Then on Saturday I took a day trip to Ramallah to see some friends. Seeing my friends Dima, Haneen and Bashir was wonderful, as well as meeting Mariam, Haneen’s friend. In the afternoon we attended a demonstration to show solidarity for prisoners who have been locked up by the Israeli government since before the Oslo accords. I assume some are without charge and some are charged, but I got the impression that they are all widely considered to be unjustly incarcerated.
The demonstrators marched to the government building and burned papers that read things like “Oslo Accords” and “Camp David” before being turned around by police. The demonstration didn’t end there, as we marched to the city center and the main organizers read the names of 128 prisoners who were imprisoned before Oslo, with no justice since.
The moral of the story, however, is that people are getting tired. Their voices are getting hoarse, like one of the most adamant protestors at the march who just couldn’t yell anymore at some points, after straining his voice so much. People are frustrated with all the nonviolence used by the Palestinians, while the world never calls for Israel to practice nonviolence. People are frustrated because this kind of activism gets them nowhere.
One activist said they usually don’t participate in demonstrations like this, because they don’t accomplish anything. They would rather attend demonstrations in the villages and by the wall, where clashes occur between protestors and the IDF, including settlers, who represent another aspect of Israel’s militarism and sometimes are hardly different than the soldiers themselves. I don’t advocate violence, and neither do the majority of Palestinians, but these incidents get more publicity and some think they have a greater impact than completely nonviolent demonstrations like the one in Ramallah. People commonly say, where is the Palestinian Gandhi, the MLK, who will lead a nonviolent resistance? The truth is, the nonviolent resistance against occupying powers here has been going on for thousands of years. Palestinian Gandhis, MLKs, and others have come and gone without the international community taking any notice. People want to know what’s next.
People from my high school, West High School in Madison, may not recognize Bashir Massad, who moved back to the West Bank in our sophomore year of school.

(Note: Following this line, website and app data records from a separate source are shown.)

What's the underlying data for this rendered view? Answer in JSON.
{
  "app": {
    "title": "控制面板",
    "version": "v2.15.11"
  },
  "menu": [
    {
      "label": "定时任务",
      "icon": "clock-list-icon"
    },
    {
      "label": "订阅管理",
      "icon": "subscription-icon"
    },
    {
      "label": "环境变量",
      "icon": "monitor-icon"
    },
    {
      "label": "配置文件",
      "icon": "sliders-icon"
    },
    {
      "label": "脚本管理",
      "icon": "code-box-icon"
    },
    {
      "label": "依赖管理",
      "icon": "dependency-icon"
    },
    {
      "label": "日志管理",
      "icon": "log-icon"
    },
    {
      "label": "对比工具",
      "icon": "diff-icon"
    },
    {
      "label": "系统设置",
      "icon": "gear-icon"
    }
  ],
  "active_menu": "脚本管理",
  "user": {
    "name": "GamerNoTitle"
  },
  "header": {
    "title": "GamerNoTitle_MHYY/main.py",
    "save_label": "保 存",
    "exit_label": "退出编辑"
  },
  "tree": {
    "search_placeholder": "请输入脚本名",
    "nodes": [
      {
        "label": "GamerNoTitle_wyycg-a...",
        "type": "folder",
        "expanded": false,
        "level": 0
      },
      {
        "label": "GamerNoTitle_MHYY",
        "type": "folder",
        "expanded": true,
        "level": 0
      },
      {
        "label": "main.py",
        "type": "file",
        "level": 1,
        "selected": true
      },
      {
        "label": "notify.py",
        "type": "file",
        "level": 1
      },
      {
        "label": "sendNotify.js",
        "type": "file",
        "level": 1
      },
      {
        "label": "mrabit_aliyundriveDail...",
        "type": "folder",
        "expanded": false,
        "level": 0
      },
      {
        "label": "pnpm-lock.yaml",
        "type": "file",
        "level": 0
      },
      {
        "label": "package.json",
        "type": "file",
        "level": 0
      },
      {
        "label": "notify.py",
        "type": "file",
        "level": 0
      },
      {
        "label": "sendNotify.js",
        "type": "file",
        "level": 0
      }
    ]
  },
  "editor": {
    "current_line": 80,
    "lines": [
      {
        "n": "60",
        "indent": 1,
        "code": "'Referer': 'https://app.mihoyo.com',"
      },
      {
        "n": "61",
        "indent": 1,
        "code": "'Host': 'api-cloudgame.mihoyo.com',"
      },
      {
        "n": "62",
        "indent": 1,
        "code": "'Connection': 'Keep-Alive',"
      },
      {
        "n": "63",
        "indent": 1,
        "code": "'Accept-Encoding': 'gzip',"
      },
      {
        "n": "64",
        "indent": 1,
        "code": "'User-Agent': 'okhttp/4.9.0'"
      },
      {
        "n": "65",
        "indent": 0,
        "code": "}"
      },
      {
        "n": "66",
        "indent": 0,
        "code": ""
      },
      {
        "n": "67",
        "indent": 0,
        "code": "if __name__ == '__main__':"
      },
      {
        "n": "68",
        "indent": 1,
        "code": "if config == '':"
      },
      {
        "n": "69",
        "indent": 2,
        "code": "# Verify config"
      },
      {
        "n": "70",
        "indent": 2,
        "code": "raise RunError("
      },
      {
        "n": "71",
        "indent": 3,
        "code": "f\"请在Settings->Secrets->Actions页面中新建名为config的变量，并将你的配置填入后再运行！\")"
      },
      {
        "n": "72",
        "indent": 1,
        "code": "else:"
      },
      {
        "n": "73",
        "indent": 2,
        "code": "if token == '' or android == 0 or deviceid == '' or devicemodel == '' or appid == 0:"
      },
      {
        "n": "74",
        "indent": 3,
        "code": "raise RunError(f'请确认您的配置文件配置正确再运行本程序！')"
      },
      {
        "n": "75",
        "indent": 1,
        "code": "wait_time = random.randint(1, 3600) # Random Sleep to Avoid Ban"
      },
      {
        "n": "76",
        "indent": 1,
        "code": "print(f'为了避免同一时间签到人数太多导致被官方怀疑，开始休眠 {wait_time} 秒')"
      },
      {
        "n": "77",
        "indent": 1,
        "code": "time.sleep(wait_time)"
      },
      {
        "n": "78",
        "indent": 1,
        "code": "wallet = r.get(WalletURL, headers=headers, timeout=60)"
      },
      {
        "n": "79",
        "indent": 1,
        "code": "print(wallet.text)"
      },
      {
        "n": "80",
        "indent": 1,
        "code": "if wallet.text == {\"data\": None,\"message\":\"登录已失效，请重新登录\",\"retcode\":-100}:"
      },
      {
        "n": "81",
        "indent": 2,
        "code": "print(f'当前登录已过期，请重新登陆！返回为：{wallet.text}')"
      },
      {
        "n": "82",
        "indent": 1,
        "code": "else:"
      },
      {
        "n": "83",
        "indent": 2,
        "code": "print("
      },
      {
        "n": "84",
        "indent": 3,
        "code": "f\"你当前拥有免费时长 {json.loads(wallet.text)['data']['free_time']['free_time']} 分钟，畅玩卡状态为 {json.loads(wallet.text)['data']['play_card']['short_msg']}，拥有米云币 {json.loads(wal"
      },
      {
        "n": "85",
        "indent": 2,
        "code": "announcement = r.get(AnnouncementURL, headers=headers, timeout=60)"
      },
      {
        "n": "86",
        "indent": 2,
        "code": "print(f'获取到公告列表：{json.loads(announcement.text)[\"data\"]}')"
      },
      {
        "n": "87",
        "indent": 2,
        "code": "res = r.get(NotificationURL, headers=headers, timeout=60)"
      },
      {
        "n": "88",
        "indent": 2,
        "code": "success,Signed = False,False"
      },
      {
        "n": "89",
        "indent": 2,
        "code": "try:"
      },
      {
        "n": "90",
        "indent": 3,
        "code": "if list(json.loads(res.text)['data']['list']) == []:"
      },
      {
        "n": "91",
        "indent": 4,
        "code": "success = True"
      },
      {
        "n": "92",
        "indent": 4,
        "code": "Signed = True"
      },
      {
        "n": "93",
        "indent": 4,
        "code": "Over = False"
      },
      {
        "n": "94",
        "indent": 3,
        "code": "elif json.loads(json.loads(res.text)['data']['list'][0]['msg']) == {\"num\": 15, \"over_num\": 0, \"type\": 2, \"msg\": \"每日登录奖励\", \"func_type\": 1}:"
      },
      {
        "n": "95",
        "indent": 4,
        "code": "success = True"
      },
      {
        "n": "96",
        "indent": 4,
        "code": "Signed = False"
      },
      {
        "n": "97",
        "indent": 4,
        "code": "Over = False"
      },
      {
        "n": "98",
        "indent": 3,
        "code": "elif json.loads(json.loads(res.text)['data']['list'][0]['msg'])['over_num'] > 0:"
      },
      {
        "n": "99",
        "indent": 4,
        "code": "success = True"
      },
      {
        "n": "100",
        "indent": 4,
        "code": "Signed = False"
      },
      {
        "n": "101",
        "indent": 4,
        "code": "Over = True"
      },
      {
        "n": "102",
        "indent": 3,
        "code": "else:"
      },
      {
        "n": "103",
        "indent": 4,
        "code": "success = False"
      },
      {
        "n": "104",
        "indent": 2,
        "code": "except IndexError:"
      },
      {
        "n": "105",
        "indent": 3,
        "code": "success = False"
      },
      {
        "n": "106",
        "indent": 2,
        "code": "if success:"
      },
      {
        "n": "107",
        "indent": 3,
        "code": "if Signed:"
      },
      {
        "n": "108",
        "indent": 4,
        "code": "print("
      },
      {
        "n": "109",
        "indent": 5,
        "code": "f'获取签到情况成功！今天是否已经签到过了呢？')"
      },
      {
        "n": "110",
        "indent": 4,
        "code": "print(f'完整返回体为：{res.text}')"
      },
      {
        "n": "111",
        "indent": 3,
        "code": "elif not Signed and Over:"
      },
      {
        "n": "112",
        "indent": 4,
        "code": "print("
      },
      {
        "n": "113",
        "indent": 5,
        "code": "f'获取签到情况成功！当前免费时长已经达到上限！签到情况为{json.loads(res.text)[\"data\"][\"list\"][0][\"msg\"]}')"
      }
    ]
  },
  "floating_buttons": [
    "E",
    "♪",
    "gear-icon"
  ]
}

He is now a tall, bearded, proud Palestinian activist.
Since I am short on time before I go today to observe a demonstration in Hebron, I will leave you with a couple more pictures and the link to my photobucket account, where you can find more recent pictures and videos.
Some people will recognize this Banksy original, which is on a wall just across the street from Wi’am (where I work in Bethlehem).
More from Aida Camp in my next post.